When was the first time you felt you're important and valued?
Most of the father's conversations consisted of his demands and expectations. "You forgot your homework again!" or "You should have a job by now!" or "Stupid, what's that!"
The 20-year-old son had deeply resented his father for years of verbal and physical abuse. It turned to rage and addictions now. He never felt worth or importance as a person.
Towards the end of our meeting, both father and son were sobbing. Tears just flowed freely. They missed loving themselves and loving each other.
Psychotherapists' calendar is full of people who have been mentally and emotionally crippled. One top reason is because they've never been loved enough or unconditionally in their lives.
Unfortunately, most of us have been exposed to very few parents, teachers, or friends who have the capacity to make us feel valued. We all need to know that we're truly loved.
If we are loved, we can feel important and valued.
Earlier in my previous posts, I'd quote Dr. Karl Menninger's statement that "love is the medicine for the sickness of the world."
The medical, psychological, or healthcare field is increasingly acknowledging the power of love to heal the body and mind. It's an essential ingredient of the cure.

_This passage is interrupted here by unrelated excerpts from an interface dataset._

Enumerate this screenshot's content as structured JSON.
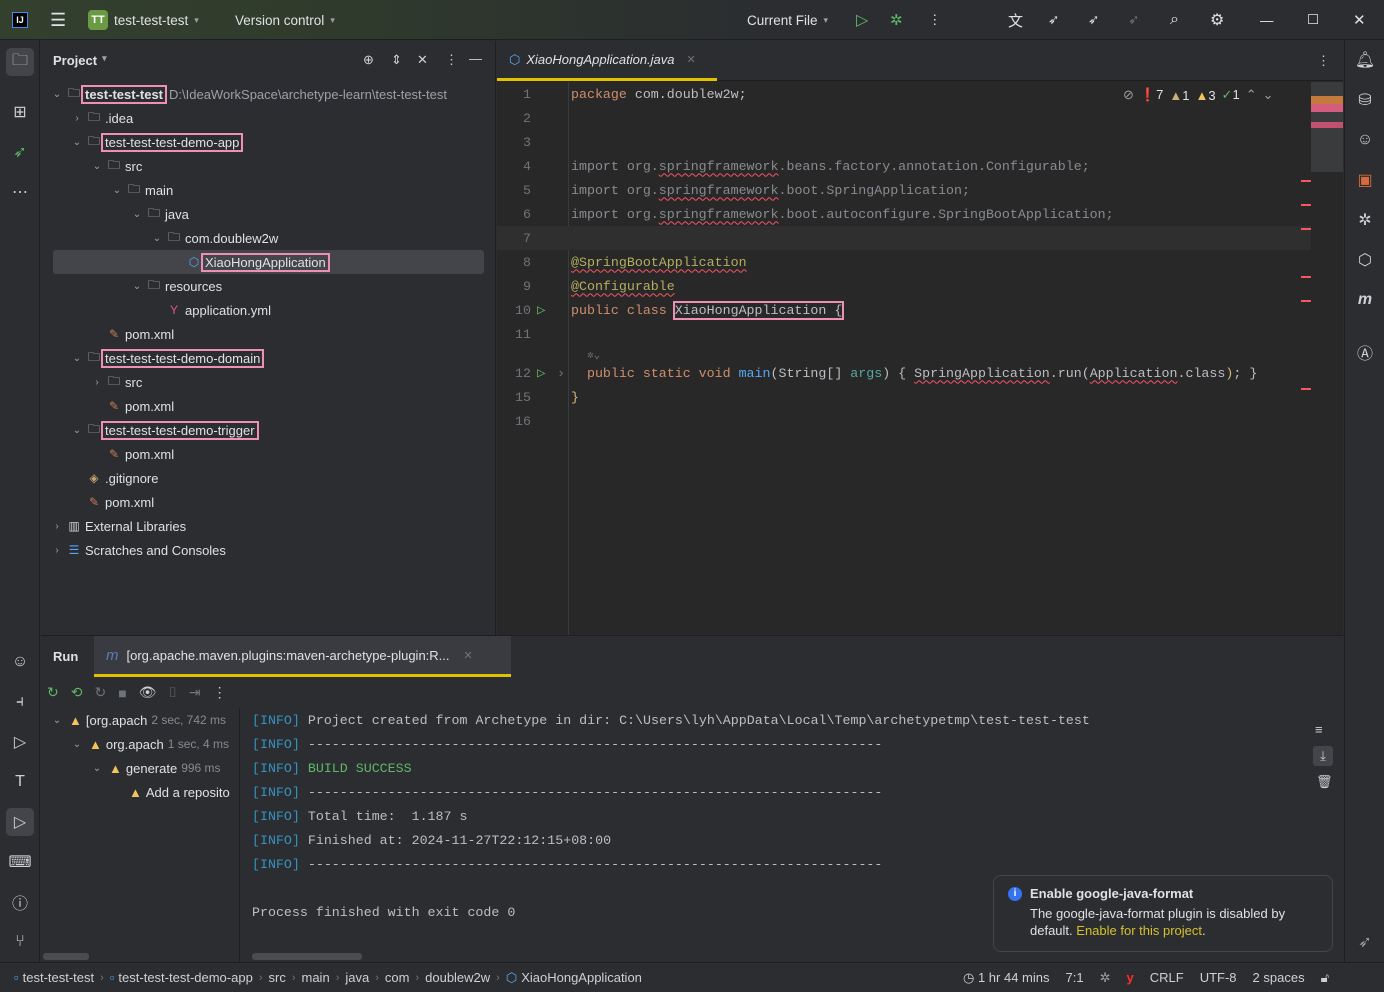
{
  "titlebar": {
    "logo": "IJ",
    "project_badge": "TT",
    "project_name": "test-test-test",
    "vcs": "Version control",
    "run_config": "Current File"
  },
  "project_panel": {
    "title": "Project",
    "root_path": "D:\\IdeaWorkSpace\\archetype-learn\\test-test-test",
    "tree": [
      {
        "label": "test-test-test",
        "level": 0,
        "chevron": "down",
        "icon": "folder",
        "boxed": true,
        "bold": true
      },
      {
        "label": ".idea",
        "level": 1,
        "chevron": "right",
        "icon": "folder"
      },
      {
        "label": "test-test-test-demo-app",
        "level": 1,
        "chevron": "down",
        "icon": "folder",
        "boxed": true
      },
      {
        "label": "src",
        "level": 2,
        "chevron": "down",
        "icon": "folder"
      },
      {
        "label": "main",
        "level": 3,
        "chevron": "down",
        "icon": "folder"
      },
      {
        "label": "java",
        "level": 4,
        "chevron": "down",
        "icon": "folder"
      },
      {
        "label": "com.doublew2w",
        "level": 5,
        "chevron": "down",
        "icon": "folder"
      },
      {
        "label": "XiaoHongApplication",
        "level": 6,
        "chevron": "",
        "icon": "class",
        "boxed": true,
        "selected": true
      },
      {
        "label": "resources",
        "level": 4,
        "chevron": "down",
        "icon": "folder"
      },
      {
        "label": "application.yml",
        "level": 5,
        "chevron": "",
        "icon": "yaml"
      },
      {
        "label": "pom.xml",
        "level": 2,
        "chevron": "",
        "icon": "maven"
      },
      {
        "label": "test-test-test-demo-domain",
        "level": 1,
        "chevron": "down",
        "icon": "folder",
        "boxed": true
      },
      {
        "label": "src",
        "level": 2,
        "chevron": "right",
        "icon": "folder"
      },
      {
        "label": "pom.xml",
        "level": 2,
        "chevron": "",
        "icon": "maven"
      },
      {
        "label": "test-test-test-demo-trigger",
        "level": 1,
        "chevron": "down",
        "icon": "folder",
        "boxed": true
      },
      {
        "label": "pom.xml",
        "level": 2,
        "chevron": "",
        "icon": "maven"
      },
      {
        "label": ".gitignore",
        "level": 1,
        "chevron": "",
        "icon": "gitignore"
      },
      {
        "label": "pom.xml",
        "level": 1,
        "chevron": "",
        "icon": "maven"
      },
      {
        "label": "External Libraries",
        "level": 0,
        "chevron": "right",
        "icon": "library"
      },
      {
        "label": "Scratches and Consoles",
        "level": 0,
        "chevron": "right",
        "icon": "scratches"
      }
    ]
  },
  "editor": {
    "tab": "XiaoHongApplication.java",
    "inspections": {
      "errors": "7",
      "weak_warnings": "1",
      "warnings": "3",
      "ok": "1"
    },
    "lines": [
      {
        "n": "1",
        "tokens": [
          [
            "kw",
            "package"
          ],
          [
            "pl",
            " com.doublew2w;"
          ]
        ]
      },
      {
        "n": "2",
        "tokens": []
      },
      {
        "n": "3",
        "tokens": []
      },
      {
        "n": "4",
        "tokens": [
          [
            "gray",
            "import org."
          ],
          [
            "gray wavy",
            "springframework"
          ],
          [
            "gray",
            ".beans.factory.annotation.Configurable;"
          ]
        ]
      },
      {
        "n": "5",
        "tokens": [
          [
            "gray",
            "import org."
          ],
          [
            "gray wavy",
            "springframework"
          ],
          [
            "gray",
            ".boot.SpringApplication;"
          ]
        ]
      },
      {
        "n": "6",
        "tokens": [
          [
            "gray",
            "import org."
          ],
          [
            "gray wavy",
            "springframework"
          ],
          [
            "gray",
            ".boot.autoconfigure.SpringBootApplication;"
          ]
        ]
      },
      {
        "n": "7",
        "tokens": [],
        "current": true
      },
      {
        "n": "8",
        "tokens": [
          [
            "ann wavy",
            "@SpringBootApplication"
          ]
        ]
      },
      {
        "n": "9",
        "tokens": [
          [
            "ann wavy",
            "@Configurable"
          ]
        ]
      },
      {
        "n": "10",
        "tokens": [
          [
            "kw",
            "public class "
          ],
          [
            "pl boxed",
            "XiaoHongApplication {"
          ]
        ],
        "run": true
      },
      {
        "n": "11",
        "tokens": []
      },
      {
        "n": "12",
        "tokens": [
          [
            "kw",
            "  public static void "
          ],
          [
            "fn",
            "main"
          ],
          [
            "pl",
            "(String[] "
          ],
          [
            "arg",
            "args"
          ],
          [
            "pl",
            ") { "
          ],
          [
            "pl wavy",
            "SpringApplication"
          ],
          [
            "pl",
            ".run("
          ],
          [
            "pl wavy",
            "Application"
          ],
          [
            "pl",
            ".class"
          ],
          [
            "kw2",
            ")"
          ],
          [
            "pl",
            "; }"
          ]
        ],
        "run": true,
        "folded": true
      },
      {
        "n": "15",
        "tokens": [
          [
            "kw2",
            "}"
          ]
        ]
      },
      {
        "n": "16",
        "tokens": []
      }
    ]
  },
  "run_panel": {
    "title": "Run",
    "tab": "[org.apache.maven.plugins:maven-archetype-plugin:R...",
    "tree": [
      {
        "label": "[org.apach",
        "time": "2 sec, 742 ms",
        "level": 0
      },
      {
        "label": "org.apach",
        "time": "1 sec, 4 ms",
        "level": 1
      },
      {
        "label": "generate",
        "time": "996 ms",
        "level": 2
      },
      {
        "label": "Add a reposito",
        "time": "",
        "level": 3
      }
    ],
    "console": [
      {
        "tag": "[INFO]",
        "text": " Project created from Archetype in dir: C:\\Users\\lyh\\AppData\\Local\\Temp\\archetypetmp\\test-test-test"
      },
      {
        "tag": "[INFO]",
        "text": " ------------------------------------------------------------------------"
      },
      {
        "tag": "[INFO]",
        "text": " BUILD SUCCESS",
        "success": true
      },
      {
        "tag": "[INFO]",
        "text": " ------------------------------------------------------------------------"
      },
      {
        "tag": "[INFO]",
        "text": " Total time:  1.187 s"
      },
      {
        "tag": "[INFO]",
        "text": " Finished at: 2024-11-27T22:12:15+08:00"
      },
      {
        "tag": "[INFO]",
        "text": " ------------------------------------------------------------------------"
      },
      {
        "tag": "",
        "text": ""
      },
      {
        "tag": "",
        "text": "Process finished with exit code 0"
      }
    ]
  },
  "notification": {
    "title": "Enable google-java-format",
    "body": "The google-java-format plugin is disabled by default.",
    "link": "Enable for this project",
    "end": "."
  },
  "statusbar": {
    "breadcrumbs": [
      "test-test-test",
      "test-test-test-demo-app",
      "src",
      "main",
      "java",
      "com",
      "doublew2w",
      "XiaoHongApplication"
    ],
    "time_tracker": "1 hr 44 mins",
    "position": "7:1",
    "line_ending": "CRLF",
    "encoding": "UTF-8",
    "indent": "2 spaces"
  },
  "colors": {
    "accent": "#3574f0",
    "highlight_box": "#f08fb4",
    "run_tab_underline": "#e0c200",
    "error": "#f75464",
    "warning": "#f2c55c",
    "success": "#5fb865"
  }
}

No matter how things get terrible, we can make it. If at least one person communicates to us that he or she loves us. And therefore, we feel important and valued.